I took the Bacchianas to a lesson with my teacher Patricia Rozario, who has performed the piece many times. We worked mainly on the middle section, completely reworking the text - there was a bit of a discrepancy between what I had been taught by my Brazilian and Portuguese colleagues and what Patricia had been taught by various South American conductors. I was, of course, very happy to go with her suggestions! It turned out that in Brazilian Portuguese it's very important to pay attention to nasal sounds, the [ch] sound of [t] endings, and the way the [e] sounds more like an Italian [i]. This gave the text so much more colour and I felt that I could express the words so much more vividly - Brazilian Portuguese is so onomatopoeic.
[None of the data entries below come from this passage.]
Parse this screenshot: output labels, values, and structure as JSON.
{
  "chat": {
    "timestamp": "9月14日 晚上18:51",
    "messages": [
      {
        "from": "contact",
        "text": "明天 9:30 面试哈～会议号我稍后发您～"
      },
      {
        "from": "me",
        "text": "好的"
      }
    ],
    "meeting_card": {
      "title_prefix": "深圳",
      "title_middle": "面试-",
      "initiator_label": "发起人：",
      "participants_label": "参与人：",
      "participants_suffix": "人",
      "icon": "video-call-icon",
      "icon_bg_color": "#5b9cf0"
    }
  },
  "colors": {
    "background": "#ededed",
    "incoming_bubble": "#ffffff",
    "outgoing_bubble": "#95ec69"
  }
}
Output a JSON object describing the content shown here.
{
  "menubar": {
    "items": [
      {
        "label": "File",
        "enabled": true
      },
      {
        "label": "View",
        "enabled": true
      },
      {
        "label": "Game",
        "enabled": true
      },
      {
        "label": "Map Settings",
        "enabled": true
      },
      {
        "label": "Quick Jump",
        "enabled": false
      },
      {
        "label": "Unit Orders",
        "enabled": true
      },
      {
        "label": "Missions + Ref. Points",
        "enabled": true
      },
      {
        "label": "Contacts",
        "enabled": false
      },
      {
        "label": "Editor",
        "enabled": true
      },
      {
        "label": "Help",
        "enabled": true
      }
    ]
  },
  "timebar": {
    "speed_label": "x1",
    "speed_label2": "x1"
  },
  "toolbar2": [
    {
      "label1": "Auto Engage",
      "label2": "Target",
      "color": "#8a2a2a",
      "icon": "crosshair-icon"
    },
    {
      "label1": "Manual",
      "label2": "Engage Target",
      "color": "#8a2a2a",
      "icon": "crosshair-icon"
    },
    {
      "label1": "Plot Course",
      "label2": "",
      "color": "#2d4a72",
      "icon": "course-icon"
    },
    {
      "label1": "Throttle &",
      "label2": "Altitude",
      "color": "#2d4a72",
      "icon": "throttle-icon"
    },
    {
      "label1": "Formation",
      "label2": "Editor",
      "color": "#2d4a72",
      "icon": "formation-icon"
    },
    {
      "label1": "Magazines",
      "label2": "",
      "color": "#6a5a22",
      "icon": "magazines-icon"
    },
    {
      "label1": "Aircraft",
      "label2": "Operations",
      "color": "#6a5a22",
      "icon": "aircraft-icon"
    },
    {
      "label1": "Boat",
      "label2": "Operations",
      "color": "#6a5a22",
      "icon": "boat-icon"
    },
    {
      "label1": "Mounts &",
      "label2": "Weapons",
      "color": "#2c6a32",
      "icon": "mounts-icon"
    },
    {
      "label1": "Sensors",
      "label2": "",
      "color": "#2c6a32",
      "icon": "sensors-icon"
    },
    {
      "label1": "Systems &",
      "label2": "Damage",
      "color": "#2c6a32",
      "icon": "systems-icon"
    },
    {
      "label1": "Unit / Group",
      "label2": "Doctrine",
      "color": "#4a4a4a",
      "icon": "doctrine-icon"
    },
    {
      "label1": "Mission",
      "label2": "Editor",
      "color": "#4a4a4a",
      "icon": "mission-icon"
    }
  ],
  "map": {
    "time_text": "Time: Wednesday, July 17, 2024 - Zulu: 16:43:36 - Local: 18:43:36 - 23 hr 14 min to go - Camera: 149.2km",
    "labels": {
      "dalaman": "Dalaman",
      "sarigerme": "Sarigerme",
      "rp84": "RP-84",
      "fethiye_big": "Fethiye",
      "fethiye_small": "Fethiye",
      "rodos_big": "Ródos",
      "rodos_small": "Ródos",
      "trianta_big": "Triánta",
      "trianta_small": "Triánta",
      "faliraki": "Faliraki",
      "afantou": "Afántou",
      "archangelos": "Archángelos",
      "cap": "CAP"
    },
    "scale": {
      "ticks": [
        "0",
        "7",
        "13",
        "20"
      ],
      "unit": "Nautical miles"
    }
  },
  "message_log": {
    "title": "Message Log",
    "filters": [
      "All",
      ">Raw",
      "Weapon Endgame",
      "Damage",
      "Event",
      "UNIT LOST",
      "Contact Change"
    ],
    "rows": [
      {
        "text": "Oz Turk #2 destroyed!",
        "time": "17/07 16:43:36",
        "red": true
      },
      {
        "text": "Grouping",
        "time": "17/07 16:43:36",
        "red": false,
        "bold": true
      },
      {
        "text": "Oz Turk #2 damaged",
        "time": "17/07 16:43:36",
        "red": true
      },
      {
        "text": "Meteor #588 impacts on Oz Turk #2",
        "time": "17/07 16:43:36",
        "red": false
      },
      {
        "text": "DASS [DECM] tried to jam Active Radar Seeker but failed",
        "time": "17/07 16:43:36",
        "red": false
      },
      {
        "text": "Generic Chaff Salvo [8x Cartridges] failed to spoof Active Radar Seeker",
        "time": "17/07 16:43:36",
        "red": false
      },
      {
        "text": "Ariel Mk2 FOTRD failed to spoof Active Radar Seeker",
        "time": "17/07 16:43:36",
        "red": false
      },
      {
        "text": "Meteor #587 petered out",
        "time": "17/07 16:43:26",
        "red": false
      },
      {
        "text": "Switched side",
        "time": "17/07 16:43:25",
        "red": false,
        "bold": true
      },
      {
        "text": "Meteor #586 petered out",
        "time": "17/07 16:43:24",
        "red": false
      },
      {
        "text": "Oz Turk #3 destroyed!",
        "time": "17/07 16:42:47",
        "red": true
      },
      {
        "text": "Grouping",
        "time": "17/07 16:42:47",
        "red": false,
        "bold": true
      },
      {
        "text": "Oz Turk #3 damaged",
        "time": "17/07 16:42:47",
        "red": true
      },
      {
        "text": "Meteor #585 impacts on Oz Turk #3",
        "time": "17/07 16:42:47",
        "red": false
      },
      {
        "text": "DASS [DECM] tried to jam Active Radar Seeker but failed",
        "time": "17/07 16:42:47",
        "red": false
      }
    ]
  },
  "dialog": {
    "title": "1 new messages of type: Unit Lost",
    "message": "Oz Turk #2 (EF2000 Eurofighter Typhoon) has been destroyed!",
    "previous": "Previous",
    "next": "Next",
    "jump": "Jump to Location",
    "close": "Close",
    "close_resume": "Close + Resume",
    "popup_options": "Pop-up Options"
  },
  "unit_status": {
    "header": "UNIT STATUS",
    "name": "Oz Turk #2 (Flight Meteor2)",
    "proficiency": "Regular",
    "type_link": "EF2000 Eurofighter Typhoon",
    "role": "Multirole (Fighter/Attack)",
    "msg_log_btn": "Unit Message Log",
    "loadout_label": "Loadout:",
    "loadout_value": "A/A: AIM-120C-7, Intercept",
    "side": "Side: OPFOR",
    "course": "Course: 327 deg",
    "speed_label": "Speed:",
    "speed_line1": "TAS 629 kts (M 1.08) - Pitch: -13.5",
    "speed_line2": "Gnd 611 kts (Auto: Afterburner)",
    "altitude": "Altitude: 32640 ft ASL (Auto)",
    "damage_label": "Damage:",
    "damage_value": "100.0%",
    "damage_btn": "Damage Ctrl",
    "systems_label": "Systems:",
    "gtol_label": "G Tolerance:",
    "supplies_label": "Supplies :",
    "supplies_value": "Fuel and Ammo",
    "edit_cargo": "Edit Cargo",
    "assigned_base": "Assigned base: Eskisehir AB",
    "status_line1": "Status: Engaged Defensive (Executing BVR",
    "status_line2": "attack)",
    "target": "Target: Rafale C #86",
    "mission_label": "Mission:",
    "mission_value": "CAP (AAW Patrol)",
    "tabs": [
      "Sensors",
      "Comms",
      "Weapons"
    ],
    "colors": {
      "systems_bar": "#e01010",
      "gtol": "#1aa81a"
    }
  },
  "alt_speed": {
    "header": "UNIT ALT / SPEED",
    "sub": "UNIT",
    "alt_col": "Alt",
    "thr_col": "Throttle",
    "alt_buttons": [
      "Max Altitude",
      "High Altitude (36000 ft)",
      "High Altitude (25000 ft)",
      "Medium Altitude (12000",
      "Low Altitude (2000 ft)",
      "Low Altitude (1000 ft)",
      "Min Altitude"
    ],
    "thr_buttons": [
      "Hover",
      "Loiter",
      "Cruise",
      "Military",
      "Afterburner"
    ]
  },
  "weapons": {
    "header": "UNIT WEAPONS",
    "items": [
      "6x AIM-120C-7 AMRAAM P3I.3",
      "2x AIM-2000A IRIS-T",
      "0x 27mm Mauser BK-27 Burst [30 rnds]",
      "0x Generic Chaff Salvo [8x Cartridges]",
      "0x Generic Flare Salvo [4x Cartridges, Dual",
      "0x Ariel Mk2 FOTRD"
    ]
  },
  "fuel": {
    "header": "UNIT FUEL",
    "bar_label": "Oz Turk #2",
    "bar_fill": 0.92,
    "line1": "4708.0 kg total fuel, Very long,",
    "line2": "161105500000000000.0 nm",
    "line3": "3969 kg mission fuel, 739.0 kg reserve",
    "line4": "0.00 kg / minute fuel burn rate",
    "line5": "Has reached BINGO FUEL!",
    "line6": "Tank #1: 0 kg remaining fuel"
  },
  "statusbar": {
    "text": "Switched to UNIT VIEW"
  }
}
Patricia also encouraged me to pay more attention to the rhythmic differences between triplets and quavers/ semiquavers in the middle section, using the triplets as a vehicle to heighten musical tension approaching the fermata.
Click here for an audio clip from our lesson where Patricia talks about text and interpretation.
We then focused on finding a more voluptuous, sensual colour for the opening and on finding the optimum resonance for the recap - we decided that a closed [m] was actually more successful than an open [ng].
I then joined the cellists in the afternoon. I shared Patricia's ideas on interpretation, and after a run through David focused on different ways to approach the ending so that the cellists could really support the singer on the difficult final note, for which I was very grateful! This is an aspect of musical collaboration that I really like, and there was definitely a sense that the rehearsal room was a safe space where we were not only able to experiment but to help each other.
To end the day, we ran the whole programme. David encouraged us to use the opportunity not as a rehearsal but as a performance where we could have time to take risks and experiment. It was extremely inspiring to watch the full programme of cello pieces, and to hear the huge variety of colours that a consort of cellos are able to make through different musical styles. It was also exciting to watch performers with such artistic integrity making really defined musical decisions. I think as singers we can often get lazy, not taking the time to find new textures, colours or articulations, becoming preoccupied with the sounds of our own voices and to an extent the text. I was particularly impressed with how the soloists in the Vivaldi (Urška and Helena) and Sollima (Joao and Thibault) threw themselves into the music with abandon. They seemed devoid of ego, letting the works of the composers be heard through their playing. This will be my aim for the performance tomorrow.